#### EXERCISE DETAILS:
Where the word "JSON" shows up in the entries below, please copy the whole line.

Collected data entries:
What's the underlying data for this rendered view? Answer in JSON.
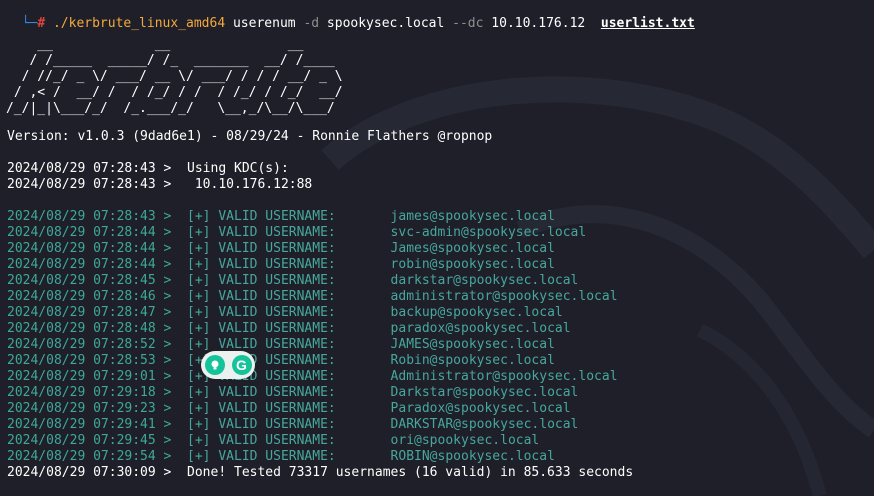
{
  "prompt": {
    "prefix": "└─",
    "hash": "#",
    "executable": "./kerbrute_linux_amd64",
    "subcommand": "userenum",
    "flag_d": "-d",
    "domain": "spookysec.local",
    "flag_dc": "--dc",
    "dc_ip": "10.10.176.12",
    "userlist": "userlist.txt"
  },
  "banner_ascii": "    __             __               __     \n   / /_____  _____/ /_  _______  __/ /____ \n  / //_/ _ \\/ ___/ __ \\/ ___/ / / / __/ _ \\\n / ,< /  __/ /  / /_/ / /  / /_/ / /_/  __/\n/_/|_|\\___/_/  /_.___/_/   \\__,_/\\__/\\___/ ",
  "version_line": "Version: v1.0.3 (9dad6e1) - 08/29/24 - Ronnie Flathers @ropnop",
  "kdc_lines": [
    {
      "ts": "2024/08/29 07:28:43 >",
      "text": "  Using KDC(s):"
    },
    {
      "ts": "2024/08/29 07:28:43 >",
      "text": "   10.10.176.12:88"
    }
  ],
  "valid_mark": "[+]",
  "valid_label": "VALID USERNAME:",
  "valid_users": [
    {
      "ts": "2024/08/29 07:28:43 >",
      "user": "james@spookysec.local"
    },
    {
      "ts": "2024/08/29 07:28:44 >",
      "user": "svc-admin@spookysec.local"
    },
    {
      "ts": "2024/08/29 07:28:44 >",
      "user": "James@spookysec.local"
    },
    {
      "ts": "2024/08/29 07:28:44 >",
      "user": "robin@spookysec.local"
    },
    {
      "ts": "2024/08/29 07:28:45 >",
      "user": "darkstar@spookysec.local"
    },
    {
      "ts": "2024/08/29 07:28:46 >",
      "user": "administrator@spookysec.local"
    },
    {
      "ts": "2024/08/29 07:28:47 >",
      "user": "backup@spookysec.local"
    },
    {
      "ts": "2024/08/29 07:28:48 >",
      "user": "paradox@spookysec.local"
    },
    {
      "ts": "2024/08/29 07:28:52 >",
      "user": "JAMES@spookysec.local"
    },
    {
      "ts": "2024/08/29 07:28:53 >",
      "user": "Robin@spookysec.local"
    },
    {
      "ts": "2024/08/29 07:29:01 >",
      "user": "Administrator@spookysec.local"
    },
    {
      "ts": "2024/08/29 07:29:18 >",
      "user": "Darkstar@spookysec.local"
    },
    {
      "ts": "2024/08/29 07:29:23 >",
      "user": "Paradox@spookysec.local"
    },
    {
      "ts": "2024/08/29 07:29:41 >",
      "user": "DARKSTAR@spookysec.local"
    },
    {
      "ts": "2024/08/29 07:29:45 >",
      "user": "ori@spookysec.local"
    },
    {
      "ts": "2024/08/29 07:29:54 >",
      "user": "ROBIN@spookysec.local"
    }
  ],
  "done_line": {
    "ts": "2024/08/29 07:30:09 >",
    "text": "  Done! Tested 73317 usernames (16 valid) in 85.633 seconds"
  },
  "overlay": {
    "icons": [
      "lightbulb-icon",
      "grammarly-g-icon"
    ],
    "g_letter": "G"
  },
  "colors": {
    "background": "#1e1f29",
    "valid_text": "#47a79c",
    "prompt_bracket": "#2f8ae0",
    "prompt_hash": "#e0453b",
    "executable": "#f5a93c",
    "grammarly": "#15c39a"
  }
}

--

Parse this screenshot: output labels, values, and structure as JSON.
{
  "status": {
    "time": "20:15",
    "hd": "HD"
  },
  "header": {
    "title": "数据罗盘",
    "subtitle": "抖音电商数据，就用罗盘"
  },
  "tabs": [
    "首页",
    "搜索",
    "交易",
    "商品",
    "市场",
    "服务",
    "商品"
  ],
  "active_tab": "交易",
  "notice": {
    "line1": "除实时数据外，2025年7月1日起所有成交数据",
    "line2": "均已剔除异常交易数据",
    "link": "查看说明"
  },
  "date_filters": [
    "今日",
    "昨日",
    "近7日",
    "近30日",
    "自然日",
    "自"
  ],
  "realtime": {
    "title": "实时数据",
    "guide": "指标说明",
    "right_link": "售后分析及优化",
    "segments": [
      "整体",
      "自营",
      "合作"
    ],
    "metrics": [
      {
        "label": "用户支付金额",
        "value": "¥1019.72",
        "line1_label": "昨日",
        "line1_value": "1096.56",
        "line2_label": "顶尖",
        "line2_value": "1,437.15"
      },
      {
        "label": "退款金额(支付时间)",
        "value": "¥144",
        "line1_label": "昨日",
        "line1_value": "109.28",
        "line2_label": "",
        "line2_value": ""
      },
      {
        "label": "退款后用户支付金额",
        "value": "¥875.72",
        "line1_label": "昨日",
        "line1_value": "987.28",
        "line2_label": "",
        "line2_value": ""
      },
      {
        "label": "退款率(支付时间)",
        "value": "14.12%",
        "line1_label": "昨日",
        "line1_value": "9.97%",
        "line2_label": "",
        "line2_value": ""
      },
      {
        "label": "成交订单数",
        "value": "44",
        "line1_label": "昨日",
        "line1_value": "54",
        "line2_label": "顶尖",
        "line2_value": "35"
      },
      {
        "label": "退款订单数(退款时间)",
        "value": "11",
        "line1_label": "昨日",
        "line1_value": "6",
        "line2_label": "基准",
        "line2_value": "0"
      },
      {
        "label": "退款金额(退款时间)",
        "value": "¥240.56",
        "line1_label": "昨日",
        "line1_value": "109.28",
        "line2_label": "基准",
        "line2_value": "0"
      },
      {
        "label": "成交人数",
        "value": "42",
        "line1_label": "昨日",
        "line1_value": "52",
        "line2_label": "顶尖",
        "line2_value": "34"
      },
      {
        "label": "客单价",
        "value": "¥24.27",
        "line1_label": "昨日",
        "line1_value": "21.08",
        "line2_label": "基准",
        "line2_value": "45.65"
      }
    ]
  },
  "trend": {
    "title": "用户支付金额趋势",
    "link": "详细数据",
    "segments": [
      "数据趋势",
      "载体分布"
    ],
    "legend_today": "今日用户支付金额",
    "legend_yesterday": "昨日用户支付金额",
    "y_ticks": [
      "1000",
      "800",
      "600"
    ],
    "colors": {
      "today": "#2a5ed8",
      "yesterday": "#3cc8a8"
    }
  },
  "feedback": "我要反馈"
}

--

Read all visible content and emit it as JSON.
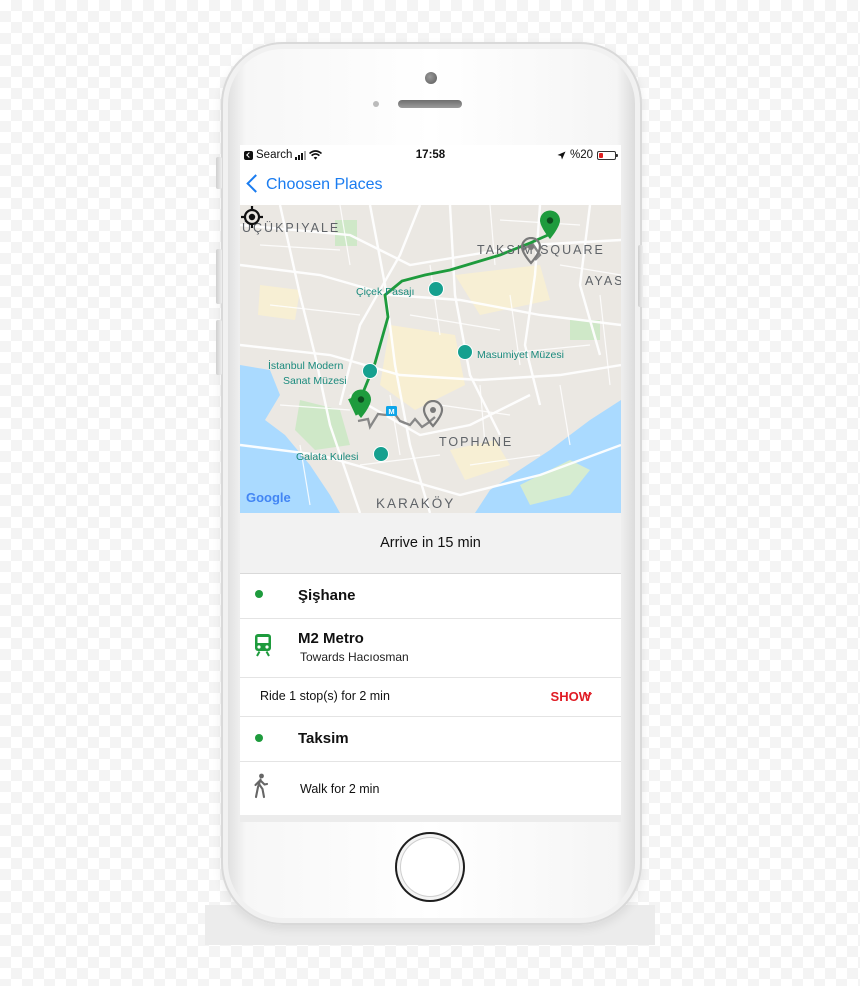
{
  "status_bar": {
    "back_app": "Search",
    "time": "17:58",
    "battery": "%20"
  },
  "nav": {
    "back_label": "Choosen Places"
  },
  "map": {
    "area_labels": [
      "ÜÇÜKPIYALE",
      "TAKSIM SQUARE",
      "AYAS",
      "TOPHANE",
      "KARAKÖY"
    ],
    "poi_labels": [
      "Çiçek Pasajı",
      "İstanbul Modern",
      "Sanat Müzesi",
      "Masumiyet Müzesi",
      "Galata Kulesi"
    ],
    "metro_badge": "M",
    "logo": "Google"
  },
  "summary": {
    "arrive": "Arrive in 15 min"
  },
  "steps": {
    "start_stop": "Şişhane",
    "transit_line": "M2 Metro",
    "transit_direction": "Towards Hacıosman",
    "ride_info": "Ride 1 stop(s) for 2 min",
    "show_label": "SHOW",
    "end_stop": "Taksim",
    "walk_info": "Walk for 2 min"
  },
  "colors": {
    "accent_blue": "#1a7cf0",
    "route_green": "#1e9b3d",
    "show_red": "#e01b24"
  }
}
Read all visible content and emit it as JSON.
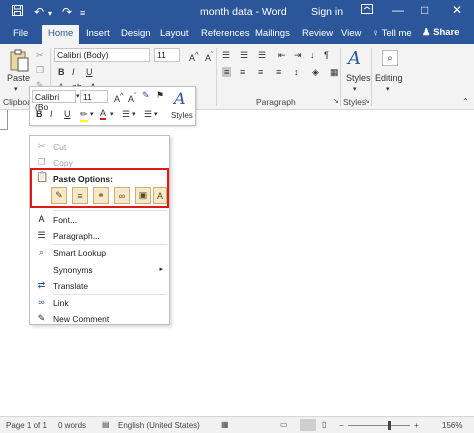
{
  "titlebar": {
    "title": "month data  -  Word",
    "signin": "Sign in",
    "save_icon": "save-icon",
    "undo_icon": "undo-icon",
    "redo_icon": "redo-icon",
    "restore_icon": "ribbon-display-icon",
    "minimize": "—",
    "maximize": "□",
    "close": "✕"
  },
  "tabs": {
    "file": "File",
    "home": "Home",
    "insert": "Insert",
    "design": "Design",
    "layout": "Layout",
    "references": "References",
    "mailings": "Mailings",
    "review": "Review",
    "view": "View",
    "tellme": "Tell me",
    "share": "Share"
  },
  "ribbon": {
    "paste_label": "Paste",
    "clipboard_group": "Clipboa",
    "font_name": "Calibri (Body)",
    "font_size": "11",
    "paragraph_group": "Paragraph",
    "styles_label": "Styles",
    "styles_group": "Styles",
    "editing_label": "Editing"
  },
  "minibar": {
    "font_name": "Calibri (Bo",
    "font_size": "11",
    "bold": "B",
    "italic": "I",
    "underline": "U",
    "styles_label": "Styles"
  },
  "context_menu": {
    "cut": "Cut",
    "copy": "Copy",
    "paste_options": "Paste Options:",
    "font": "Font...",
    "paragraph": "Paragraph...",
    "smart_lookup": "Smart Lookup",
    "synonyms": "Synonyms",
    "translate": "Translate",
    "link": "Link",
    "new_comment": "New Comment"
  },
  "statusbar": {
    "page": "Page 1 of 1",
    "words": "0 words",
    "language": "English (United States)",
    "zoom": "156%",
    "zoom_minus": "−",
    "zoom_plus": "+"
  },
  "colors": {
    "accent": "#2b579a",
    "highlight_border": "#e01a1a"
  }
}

#### SOLUTION TO THE EXERCISE:
What's the underlying data for this rendered view? Answer in JSON.
Parse this screenshot: output labels, values, and structure as JSON.
Read all visible content and emit it as JSON.
Read all visible content and emit it as JSON.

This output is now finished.